▶ [Action item]: Among the lines of the records below, copy those that hold the word "photo".

*** Opening Record set ***

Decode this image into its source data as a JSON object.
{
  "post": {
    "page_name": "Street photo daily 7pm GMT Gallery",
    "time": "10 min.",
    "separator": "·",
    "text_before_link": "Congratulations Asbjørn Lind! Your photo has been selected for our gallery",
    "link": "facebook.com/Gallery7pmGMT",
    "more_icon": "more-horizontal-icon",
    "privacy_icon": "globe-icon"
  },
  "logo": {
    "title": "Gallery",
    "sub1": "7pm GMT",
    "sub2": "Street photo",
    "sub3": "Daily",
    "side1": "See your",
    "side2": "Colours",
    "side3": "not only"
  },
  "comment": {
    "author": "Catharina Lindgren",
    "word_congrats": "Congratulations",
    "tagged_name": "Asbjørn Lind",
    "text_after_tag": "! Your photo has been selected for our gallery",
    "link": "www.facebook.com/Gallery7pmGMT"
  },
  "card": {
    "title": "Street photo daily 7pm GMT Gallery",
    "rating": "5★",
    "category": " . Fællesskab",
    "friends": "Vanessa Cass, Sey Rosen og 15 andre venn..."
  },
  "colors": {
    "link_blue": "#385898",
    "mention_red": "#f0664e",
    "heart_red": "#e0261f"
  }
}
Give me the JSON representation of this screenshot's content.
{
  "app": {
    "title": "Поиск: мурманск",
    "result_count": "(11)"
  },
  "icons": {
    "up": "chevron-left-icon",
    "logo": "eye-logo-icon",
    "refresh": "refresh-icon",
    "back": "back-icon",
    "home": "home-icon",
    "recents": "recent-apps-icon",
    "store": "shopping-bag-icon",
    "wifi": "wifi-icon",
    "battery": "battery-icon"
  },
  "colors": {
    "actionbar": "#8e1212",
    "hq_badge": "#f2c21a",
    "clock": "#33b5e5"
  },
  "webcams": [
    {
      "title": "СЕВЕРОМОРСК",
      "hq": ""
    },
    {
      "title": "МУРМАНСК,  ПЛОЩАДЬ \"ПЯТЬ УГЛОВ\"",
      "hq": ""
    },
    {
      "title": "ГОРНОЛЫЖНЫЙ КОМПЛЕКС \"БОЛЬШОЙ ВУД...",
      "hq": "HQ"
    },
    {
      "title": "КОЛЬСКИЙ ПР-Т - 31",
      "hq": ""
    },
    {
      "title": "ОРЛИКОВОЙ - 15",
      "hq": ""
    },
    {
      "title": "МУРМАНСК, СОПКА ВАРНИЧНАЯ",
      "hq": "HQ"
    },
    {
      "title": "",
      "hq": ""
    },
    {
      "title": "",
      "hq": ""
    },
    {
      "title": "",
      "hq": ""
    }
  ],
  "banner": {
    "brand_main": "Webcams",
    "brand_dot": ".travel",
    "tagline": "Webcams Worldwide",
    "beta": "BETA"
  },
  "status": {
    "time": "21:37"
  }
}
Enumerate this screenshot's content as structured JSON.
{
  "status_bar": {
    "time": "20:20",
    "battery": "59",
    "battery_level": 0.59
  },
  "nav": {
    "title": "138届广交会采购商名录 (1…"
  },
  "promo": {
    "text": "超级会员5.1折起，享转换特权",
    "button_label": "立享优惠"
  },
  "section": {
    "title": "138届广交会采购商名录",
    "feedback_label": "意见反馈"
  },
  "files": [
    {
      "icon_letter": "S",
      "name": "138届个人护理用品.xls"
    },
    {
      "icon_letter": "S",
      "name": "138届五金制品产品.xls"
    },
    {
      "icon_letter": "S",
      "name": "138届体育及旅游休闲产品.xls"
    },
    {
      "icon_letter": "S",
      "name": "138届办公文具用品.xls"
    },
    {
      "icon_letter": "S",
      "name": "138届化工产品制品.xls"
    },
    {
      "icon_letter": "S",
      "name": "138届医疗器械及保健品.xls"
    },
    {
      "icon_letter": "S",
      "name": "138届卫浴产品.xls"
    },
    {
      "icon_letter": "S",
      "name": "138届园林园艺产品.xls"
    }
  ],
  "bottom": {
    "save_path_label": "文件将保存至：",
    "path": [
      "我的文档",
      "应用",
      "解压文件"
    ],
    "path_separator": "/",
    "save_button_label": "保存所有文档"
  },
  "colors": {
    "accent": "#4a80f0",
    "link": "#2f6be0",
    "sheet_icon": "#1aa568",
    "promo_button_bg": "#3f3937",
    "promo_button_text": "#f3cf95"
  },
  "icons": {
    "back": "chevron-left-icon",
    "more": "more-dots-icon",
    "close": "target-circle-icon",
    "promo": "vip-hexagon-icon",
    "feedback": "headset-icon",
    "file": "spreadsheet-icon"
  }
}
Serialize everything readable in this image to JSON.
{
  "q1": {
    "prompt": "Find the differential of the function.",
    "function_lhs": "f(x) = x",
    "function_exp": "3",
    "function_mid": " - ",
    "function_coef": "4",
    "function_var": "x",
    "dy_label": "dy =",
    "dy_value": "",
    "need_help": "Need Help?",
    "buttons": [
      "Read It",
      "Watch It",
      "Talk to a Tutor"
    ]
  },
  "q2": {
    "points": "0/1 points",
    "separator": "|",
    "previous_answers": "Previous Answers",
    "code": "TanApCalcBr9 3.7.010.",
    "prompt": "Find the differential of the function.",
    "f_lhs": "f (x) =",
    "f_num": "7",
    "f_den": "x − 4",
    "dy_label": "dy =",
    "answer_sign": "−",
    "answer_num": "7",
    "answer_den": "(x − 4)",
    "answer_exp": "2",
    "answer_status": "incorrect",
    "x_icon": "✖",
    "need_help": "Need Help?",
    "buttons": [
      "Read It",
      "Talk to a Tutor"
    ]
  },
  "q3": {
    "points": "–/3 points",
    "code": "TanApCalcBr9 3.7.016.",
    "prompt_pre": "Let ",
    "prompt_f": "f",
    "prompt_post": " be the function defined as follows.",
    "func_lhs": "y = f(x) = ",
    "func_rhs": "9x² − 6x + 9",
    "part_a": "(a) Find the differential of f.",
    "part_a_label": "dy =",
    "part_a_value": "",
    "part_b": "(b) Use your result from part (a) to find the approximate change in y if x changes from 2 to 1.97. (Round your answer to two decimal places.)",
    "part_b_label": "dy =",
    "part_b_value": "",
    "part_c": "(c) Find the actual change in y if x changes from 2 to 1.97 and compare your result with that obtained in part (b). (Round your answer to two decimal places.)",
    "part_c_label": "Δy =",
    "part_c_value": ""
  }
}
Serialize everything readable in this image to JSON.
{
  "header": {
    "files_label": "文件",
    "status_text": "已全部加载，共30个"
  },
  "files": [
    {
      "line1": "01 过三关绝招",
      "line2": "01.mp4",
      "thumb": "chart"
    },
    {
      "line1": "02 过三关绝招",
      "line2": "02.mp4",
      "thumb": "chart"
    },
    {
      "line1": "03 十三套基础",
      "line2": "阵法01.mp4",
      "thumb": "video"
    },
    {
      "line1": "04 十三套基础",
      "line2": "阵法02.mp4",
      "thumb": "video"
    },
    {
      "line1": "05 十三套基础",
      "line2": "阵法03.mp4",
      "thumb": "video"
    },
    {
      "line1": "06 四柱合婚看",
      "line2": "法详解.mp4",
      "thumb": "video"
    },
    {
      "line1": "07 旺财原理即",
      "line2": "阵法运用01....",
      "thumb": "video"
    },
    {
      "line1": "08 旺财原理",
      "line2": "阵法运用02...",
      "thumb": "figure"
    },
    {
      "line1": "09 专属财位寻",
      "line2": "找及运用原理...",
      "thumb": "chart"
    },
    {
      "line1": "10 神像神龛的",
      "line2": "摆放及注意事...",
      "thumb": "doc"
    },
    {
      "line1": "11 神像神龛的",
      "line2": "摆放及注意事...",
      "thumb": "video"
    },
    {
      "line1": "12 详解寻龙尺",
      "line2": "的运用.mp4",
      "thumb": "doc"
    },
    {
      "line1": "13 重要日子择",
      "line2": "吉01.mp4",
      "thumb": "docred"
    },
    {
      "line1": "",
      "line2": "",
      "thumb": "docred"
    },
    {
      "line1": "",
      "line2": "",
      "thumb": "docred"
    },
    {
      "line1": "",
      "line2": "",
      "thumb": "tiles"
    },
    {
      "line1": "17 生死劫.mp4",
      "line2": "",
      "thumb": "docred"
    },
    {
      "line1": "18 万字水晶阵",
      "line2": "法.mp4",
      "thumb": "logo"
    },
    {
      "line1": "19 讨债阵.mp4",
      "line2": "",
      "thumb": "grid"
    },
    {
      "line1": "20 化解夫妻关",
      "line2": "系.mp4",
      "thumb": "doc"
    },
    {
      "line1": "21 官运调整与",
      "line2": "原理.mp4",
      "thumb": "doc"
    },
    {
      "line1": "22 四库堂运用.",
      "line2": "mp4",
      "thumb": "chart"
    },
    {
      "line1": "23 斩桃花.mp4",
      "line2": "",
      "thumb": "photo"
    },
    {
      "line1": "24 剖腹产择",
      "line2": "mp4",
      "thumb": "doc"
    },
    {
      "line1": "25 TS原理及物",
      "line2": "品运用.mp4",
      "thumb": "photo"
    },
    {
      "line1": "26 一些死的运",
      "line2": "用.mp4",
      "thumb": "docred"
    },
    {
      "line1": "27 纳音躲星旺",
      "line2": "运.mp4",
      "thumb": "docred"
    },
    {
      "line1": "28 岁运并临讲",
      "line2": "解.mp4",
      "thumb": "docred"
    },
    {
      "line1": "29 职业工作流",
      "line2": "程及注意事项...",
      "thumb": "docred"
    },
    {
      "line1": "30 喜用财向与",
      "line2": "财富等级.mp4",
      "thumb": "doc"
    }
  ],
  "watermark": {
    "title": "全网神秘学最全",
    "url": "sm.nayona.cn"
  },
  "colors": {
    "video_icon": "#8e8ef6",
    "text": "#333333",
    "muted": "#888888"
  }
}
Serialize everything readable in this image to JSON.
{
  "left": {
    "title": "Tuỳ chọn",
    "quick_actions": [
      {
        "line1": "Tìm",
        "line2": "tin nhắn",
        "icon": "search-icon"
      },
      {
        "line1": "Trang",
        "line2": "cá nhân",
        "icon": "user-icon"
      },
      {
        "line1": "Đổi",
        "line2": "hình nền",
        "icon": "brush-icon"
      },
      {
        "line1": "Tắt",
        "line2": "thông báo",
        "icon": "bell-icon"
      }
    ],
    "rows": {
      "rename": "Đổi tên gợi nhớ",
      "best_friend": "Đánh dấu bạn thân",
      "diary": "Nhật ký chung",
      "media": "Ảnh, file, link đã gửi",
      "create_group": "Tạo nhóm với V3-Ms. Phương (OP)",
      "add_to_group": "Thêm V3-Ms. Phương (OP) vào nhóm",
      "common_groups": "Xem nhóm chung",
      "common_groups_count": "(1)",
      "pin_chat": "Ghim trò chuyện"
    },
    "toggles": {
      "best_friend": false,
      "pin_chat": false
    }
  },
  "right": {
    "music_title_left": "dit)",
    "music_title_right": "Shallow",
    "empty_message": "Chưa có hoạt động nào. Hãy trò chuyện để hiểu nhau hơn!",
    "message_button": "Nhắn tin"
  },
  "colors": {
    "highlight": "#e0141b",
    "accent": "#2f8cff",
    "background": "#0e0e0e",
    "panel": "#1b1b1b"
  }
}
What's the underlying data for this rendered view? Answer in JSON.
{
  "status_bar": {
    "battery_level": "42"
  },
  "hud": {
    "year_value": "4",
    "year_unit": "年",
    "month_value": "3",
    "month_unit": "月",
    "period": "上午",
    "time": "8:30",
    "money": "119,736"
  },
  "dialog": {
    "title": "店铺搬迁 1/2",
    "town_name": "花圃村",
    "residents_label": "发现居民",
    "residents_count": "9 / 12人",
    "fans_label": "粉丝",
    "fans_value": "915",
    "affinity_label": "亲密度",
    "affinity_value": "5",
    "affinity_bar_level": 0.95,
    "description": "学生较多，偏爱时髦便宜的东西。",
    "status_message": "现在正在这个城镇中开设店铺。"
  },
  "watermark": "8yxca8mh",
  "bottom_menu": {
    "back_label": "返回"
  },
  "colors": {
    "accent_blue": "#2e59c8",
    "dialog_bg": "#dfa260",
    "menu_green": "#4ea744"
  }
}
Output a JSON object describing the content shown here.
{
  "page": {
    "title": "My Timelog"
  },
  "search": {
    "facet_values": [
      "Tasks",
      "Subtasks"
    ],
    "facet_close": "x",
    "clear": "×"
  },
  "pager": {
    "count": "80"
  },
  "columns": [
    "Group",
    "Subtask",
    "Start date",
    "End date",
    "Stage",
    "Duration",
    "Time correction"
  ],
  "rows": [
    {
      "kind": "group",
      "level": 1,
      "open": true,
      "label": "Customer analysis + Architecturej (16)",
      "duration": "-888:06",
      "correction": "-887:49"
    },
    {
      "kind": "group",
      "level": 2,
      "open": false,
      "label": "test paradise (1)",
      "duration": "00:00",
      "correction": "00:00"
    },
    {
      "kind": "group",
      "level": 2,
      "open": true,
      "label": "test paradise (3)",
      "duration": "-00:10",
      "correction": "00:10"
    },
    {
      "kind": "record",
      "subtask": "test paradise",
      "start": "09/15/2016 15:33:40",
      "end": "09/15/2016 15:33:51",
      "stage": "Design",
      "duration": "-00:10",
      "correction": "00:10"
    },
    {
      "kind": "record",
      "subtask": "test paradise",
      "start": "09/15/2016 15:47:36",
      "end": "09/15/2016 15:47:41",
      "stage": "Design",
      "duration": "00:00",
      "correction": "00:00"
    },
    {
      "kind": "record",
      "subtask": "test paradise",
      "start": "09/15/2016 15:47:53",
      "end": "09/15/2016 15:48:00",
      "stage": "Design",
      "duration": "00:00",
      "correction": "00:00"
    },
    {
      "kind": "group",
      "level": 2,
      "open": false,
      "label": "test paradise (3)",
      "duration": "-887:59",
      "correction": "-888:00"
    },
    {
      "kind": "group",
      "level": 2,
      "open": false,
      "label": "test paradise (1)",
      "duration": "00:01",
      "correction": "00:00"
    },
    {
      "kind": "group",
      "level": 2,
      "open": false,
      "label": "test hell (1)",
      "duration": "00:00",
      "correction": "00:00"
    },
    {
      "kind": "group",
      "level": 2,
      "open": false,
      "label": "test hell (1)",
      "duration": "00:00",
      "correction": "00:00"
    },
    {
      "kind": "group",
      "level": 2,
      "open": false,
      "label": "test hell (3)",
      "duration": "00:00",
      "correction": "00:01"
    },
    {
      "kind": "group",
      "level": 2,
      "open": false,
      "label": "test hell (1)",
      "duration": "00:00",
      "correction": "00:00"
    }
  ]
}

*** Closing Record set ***

▶ [Output of the task]:
    "page_name": "Street photo daily 7pm GMT Gallery",
    "text_before_link": "Congratulations Asbjørn Lind! Your photo has been selected for our gallery",
    "sub2": "Street photo",
    "text_after_tag": "! Your photo has been selected for our gallery",
    "title": "Street photo daily 7pm GMT Gallery",
      "thumb": "photo"
      "thumb": "photo"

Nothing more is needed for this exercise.